Using iFrame Code in the WYSIWYG Module

Some are using inline iFrame tags to pull content into the WYSIWYG modules. You are welcome to do this. Be aware, however, that we are not sure it works for all devices, so please do test on an actual device before utilizing the following instructions.

Why would you want to use iFramed content in an app? The primary reason is so that you can update an app on the fly without needing to upload a new version to the marketplaces. If you have iFramed content, you may simply upgrade the content on your website, and your app will be automatically upgraded without having to modify or rebuild it.

The downside of using iFrames is that the content is not available unless the user is connected to the Internet.

How iFramed Content Works

Short for inline frame, an iFrame is an HTML document that is embedded in another HTML document. The webpage URL is enclosed in <iframe> tags like this:

<iframe src=”http://yoursite.com/contentpage.htm width=”320height=”680” ></iframe>

<iframe src=”http://yoursite.com/contentpage.htm width=”320height=”680” frameborder=”0” ></iframe>

<iframe src=”http://yoursite.com/contentpage.htm width=”320height=”680” frameborder=”1 scrolling=”no”></iframe>

While there are several options to choose from when using iFrames on web pages, not all are suitable for apps. In our testing, we have found the following have worked for us.

src=”(URL of initial iFrame content)”
width=(frame width, % or pixels)
height=(frame height, % or pixels)
align=[ top | middle | bottom | left | right | center ] (frame alignment, pick two, use comma)
frameborder=[ 1 | 0 ] (frame border, default is 1)
scrolling=[ yes | no | auto ] (ability to scroll)

Note: you should NEVER frame content from web pages you do not own, or have express written permission to do so. You could end up in court and that’s not a good place to be, is it?

So, putting that all together in a WYSIWYG module, you would customize the WYSIWYG module something like this:

1. Click to customize the module and then, click on the HTML link on the right hand side top of the editor box.

2. Type the iFrame code into the html editor box – like this:

js

 

 

3. Scroll to the bottom and click the Update button.

4. Now, when you look at the editor box, it will show the web page content that you have pulled in with the iFrame tags.

Screen Shot 2016-05-09 at 12.51.15 PM

5. By scrolling on down, you can add an image to appear above or below the iFramed content.

Screen Shot 2016-05-09 at 1.04.21 PM

In this app, I chose to put an image above the text so, when we look at the full iFramed WYSIWYG module, it now looks like this:

Screen Shot 2016-05-09 at 1.07.50 PM

 

Note: For this demo, we created a very plain web page and uploaded it to a server. It does not have headers or footers. It is just a plain html page. If you use iFrames to pull in web pages that have headers, footers and nav bars, it will not give you this clean, crisp appearance and will make your app look cheap.

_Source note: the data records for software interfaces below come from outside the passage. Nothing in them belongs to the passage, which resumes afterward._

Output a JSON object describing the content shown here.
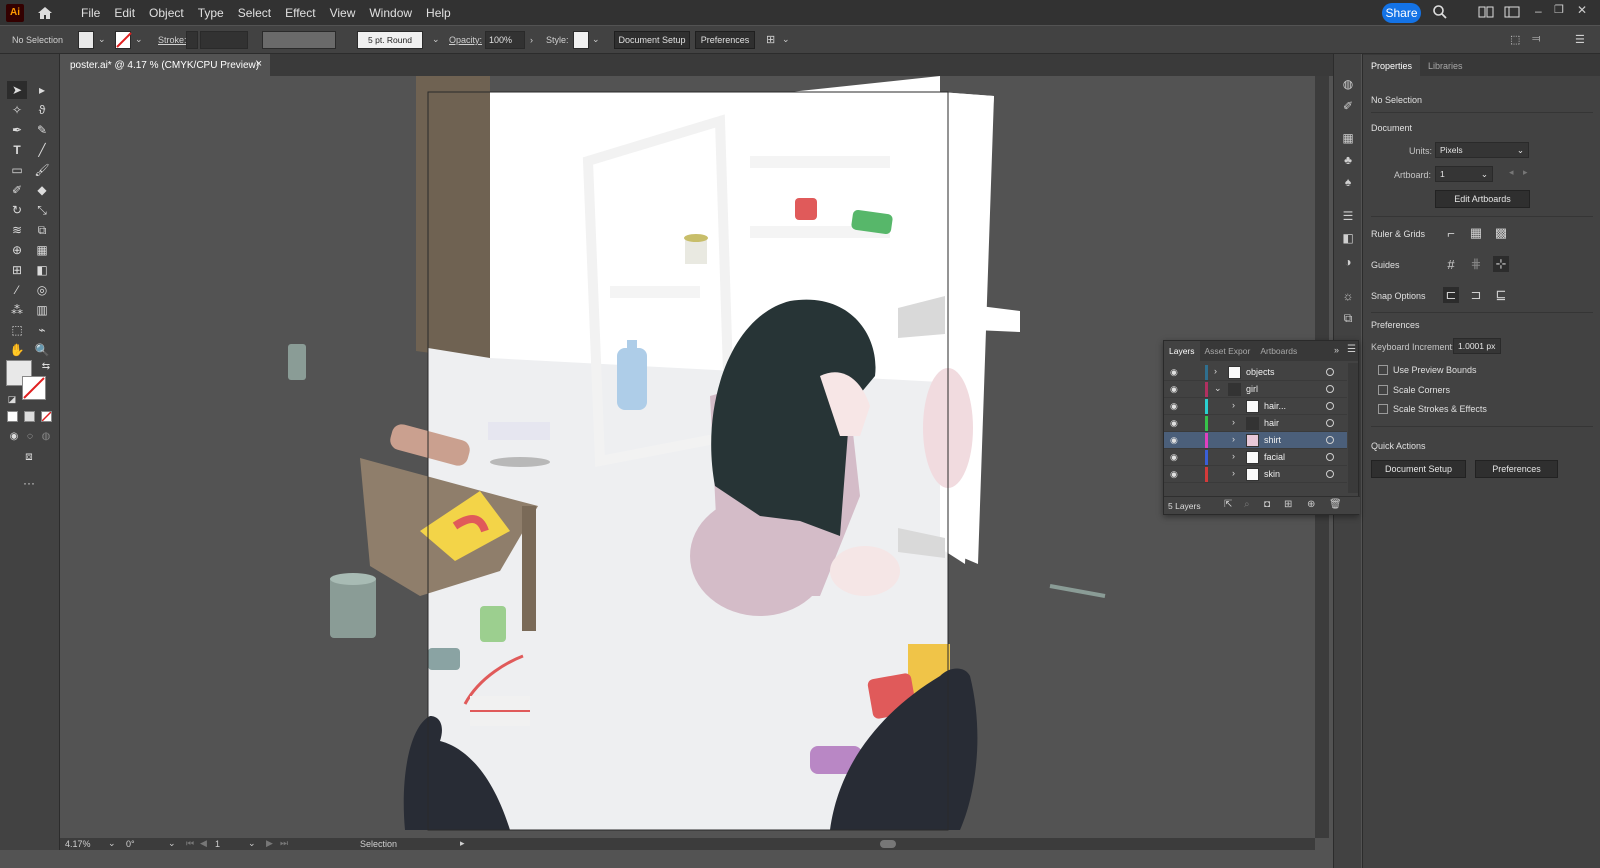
{
  "menubar": {
    "logo": "Ai",
    "items": [
      "File",
      "Edit",
      "Object",
      "Type",
      "Select",
      "Effect",
      "View",
      "Window",
      "Help"
    ],
    "share_label": "Share"
  },
  "controlbar": {
    "selection": "No Selection",
    "stroke_label": "Stroke:",
    "brush": "5 pt. Round",
    "opacity_label": "Opacity:",
    "opacity_value": "100%",
    "style_label": "Style:",
    "doc_setup": "Document Setup",
    "preferences": "Preferences"
  },
  "document": {
    "tab_title": "poster.ai* @ 4.17 % (CMYK/CPU Preview)",
    "close": "×"
  },
  "status": {
    "zoom": "4.17%",
    "rotation": "0°",
    "artboard": "1",
    "tool": "Selection"
  },
  "properties": {
    "tabs": [
      "Properties",
      "Libraries"
    ],
    "selection": "No Selection",
    "document_heading": "Document",
    "units_label": "Units:",
    "units_value": "Pixels",
    "artboard_label": "Artboard:",
    "artboard_value": "1",
    "edit_artboards": "Edit Artboards",
    "ruler_grids": "Ruler & Grids",
    "guides": "Guides",
    "snap_options": "Snap Options",
    "preferences_heading": "Preferences",
    "keyboard_increment_label": "Keyboard Increment:",
    "keyboard_increment_value": "1.0001 px",
    "use_preview_bounds": "Use Preview Bounds",
    "scale_corners": "Scale Corners",
    "scale_strokes": "Scale Strokes & Effects",
    "quick_actions": "Quick Actions",
    "document_setup_btn": "Document Setup",
    "preferences_btn": "Preferences"
  },
  "layers_panel": {
    "tabs": [
      "Layers",
      "Asset Expor",
      "Artboards"
    ],
    "count": "5 Layers",
    "rows": [
      {
        "name": "objects",
        "color": "#2f6f8f"
      },
      {
        "name": "girl",
        "color": "#b03060"
      },
      {
        "name": "hair...",
        "color": "#2ad0d0"
      },
      {
        "name": "hair",
        "color": "#37c24a"
      },
      {
        "name": "shirt",
        "color": "#e040c0"
      },
      {
        "name": "facial",
        "color": "#3a5fd6"
      },
      {
        "name": "skin",
        "color": "#d43a3a"
      }
    ]
  }
}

If you are going to use iFrames – do it right. Create a mobile-friendly web page and pull that web page into the app; so not try to pull a webpage into the app that has menus and side bars as it will not provide you with a good user experience.

Choosing the Correct Size – Height and Width

If the web page you are framing is optimized for mobile, then you can use a code like:

<iframe src=”http://yoursite.com/contentpage.htm width=”100%height=”680” frameborder=”0 scrolling=”no”></iframe>

In that way your app will work on the different sizes of mobile apps and still look great. If the page is not optimized for mobile, however, you cannot do this and must choose a width as well as a height for the iFramed content.

In Case You Missed it … you should NEVER frame content from web pages you do not own, or have express written permission to do so. Lawsuits are not fun, and our advice is – don’t even go there!